▸ THE TASK: For the entries below, say how many lines hold the word "name", with the number as the only reply.

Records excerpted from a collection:
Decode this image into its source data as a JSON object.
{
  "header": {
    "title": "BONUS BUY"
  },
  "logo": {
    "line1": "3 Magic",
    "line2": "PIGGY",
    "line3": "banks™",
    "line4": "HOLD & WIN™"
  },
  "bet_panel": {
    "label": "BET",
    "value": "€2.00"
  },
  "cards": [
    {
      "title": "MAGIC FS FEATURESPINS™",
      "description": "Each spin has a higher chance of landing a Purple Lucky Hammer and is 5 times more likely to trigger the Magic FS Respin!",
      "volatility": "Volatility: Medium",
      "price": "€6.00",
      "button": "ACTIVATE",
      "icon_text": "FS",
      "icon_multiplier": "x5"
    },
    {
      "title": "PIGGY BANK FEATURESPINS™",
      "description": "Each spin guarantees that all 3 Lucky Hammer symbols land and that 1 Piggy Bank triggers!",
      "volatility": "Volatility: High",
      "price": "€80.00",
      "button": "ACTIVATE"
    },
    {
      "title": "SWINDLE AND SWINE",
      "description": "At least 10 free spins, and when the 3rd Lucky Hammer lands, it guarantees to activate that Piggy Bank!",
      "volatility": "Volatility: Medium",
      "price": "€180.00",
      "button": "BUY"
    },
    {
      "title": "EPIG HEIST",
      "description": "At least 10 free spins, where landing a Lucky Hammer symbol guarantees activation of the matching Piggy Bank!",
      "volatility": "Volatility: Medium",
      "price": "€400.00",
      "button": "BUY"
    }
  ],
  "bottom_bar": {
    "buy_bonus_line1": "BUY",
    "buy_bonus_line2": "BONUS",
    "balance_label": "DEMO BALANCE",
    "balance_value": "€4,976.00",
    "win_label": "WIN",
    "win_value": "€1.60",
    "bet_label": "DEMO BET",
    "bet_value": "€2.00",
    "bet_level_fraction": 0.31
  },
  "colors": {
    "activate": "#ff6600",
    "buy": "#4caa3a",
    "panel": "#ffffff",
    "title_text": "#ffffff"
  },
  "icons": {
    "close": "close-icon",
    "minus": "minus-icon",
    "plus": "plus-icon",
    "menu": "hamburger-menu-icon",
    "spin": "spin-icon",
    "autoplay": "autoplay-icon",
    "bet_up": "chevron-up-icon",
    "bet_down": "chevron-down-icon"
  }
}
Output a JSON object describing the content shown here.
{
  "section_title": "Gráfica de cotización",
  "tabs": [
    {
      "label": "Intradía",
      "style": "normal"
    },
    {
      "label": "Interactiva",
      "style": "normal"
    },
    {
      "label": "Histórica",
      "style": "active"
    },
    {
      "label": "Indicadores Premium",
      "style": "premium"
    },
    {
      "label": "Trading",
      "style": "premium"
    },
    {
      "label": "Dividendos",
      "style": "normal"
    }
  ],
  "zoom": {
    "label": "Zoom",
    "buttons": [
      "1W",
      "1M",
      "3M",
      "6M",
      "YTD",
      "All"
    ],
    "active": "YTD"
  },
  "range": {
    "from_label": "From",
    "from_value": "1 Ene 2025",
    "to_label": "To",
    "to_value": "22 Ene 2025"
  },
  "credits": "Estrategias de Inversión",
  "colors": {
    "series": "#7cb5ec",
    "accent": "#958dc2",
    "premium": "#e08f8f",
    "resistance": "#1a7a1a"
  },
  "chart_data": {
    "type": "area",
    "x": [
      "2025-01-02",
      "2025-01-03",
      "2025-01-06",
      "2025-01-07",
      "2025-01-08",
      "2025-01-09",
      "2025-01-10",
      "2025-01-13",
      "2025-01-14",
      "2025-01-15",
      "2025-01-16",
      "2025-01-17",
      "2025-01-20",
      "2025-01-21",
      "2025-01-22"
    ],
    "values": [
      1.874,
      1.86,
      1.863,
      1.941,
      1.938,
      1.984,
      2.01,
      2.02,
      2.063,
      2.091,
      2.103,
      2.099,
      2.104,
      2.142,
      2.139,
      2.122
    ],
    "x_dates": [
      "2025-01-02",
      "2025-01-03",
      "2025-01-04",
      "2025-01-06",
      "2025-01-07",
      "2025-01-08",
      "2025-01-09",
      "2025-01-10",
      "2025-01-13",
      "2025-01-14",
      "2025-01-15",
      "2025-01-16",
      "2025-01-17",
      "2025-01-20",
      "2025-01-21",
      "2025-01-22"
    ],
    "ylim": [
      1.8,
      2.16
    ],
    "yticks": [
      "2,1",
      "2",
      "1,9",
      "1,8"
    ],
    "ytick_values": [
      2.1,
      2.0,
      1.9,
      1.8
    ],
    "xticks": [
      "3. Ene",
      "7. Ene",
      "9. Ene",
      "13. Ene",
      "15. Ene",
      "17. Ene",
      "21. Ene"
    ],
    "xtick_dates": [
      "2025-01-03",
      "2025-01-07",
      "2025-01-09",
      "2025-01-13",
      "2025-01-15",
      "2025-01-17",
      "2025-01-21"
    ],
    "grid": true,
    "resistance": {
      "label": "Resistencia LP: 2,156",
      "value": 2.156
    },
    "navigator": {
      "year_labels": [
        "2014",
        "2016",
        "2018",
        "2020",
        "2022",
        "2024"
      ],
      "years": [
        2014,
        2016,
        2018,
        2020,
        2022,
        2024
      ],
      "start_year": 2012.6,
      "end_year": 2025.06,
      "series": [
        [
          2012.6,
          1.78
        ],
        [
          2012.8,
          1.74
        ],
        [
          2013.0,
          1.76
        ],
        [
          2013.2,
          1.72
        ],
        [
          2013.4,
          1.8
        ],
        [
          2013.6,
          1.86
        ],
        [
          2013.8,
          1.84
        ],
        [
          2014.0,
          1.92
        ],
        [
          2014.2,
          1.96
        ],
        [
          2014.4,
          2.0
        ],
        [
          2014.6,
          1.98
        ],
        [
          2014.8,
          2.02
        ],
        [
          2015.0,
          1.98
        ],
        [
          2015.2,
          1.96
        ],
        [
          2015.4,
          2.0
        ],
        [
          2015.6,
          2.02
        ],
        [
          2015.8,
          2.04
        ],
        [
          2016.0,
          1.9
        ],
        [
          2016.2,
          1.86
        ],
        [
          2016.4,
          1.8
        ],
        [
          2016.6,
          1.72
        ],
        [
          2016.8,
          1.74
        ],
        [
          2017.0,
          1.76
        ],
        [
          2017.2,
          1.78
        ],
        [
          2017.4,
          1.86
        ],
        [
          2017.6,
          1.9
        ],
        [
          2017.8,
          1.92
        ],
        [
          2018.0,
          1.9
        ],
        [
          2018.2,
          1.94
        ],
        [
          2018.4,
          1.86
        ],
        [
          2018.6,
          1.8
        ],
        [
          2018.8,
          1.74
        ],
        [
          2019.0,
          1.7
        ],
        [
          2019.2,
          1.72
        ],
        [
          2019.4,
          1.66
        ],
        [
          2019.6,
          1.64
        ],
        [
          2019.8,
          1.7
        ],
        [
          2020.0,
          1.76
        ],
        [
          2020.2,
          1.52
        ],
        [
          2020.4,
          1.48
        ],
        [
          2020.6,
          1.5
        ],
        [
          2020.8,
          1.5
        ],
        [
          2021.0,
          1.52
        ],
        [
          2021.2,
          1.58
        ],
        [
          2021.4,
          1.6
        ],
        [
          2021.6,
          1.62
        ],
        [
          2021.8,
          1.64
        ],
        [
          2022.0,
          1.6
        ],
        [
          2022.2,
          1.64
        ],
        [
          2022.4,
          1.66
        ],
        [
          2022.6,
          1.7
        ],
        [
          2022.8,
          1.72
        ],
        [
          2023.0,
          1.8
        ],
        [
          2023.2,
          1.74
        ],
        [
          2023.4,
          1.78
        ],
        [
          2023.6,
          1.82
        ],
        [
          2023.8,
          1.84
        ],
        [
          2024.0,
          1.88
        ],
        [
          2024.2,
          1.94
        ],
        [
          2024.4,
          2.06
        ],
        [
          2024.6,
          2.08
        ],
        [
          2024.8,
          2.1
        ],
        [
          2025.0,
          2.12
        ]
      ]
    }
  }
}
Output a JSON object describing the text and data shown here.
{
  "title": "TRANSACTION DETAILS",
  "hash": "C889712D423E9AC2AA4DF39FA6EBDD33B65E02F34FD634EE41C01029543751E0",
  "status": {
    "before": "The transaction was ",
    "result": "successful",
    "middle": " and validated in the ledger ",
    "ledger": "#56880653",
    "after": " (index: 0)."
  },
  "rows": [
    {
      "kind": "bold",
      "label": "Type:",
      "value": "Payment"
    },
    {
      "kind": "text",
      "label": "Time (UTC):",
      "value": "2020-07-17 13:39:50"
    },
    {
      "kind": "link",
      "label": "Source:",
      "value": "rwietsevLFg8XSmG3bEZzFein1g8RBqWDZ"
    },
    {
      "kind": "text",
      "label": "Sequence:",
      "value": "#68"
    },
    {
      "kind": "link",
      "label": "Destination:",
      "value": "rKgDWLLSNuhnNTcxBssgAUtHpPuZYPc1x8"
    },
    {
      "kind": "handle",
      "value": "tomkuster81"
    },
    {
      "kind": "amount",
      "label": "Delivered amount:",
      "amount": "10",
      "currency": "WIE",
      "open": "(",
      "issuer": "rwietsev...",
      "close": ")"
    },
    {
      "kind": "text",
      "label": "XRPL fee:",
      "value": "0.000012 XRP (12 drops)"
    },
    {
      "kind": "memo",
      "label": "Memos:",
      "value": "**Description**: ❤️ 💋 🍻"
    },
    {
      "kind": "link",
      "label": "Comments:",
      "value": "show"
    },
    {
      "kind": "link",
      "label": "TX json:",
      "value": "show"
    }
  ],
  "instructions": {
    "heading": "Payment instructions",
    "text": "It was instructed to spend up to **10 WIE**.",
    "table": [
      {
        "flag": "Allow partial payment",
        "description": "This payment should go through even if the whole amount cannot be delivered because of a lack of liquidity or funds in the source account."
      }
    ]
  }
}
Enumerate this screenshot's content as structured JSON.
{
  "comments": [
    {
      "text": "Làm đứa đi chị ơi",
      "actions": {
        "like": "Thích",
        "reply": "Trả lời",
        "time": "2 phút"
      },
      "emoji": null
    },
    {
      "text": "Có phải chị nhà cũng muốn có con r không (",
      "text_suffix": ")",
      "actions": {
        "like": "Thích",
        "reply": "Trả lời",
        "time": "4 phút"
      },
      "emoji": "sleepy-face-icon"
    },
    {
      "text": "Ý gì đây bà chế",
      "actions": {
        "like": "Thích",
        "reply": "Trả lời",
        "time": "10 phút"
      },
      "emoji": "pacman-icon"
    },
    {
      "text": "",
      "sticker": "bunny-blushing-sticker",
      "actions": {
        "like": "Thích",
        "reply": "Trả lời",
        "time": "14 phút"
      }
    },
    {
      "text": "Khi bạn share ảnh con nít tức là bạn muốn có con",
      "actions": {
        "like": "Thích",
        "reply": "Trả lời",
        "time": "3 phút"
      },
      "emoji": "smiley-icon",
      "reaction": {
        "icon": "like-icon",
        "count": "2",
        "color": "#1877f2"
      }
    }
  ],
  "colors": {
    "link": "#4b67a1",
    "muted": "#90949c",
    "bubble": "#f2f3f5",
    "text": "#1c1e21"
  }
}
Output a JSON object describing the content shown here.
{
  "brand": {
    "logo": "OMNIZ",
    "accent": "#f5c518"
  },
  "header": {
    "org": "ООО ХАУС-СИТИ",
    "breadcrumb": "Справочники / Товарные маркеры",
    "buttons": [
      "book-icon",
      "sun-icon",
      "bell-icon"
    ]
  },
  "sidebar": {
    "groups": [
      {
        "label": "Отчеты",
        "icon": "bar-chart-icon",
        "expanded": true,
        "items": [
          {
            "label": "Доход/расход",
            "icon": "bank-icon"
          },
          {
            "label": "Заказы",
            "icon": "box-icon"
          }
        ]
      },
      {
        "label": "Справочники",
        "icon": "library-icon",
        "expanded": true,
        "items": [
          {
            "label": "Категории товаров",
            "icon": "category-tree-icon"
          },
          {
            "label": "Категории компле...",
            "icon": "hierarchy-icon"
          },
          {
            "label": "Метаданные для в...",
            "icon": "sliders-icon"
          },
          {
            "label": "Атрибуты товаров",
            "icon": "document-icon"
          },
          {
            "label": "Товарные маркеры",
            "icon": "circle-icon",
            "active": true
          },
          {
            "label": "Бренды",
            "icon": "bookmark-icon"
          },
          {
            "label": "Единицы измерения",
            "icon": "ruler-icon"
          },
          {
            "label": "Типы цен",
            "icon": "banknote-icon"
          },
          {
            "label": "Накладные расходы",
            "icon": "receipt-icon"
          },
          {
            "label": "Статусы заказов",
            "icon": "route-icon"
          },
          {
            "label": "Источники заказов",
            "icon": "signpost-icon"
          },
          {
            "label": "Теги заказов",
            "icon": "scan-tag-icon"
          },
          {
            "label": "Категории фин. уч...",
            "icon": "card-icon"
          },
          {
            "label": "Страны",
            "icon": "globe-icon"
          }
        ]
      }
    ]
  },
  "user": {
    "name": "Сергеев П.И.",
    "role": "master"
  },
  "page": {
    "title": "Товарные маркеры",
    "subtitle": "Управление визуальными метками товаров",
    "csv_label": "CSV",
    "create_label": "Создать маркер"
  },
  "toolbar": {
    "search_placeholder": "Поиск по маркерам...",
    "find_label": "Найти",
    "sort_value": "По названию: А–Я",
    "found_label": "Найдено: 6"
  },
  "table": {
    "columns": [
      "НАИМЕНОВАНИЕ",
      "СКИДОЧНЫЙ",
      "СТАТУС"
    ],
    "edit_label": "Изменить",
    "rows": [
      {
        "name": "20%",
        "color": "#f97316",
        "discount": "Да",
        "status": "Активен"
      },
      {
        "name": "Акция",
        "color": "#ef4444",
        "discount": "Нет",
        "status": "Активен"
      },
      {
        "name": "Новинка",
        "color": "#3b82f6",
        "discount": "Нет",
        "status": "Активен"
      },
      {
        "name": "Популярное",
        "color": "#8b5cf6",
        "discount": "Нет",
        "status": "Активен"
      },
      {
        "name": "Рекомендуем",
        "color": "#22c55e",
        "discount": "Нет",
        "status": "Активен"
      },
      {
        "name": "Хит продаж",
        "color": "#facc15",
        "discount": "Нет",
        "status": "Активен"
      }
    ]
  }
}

▸ YOUR RESPONSE: 7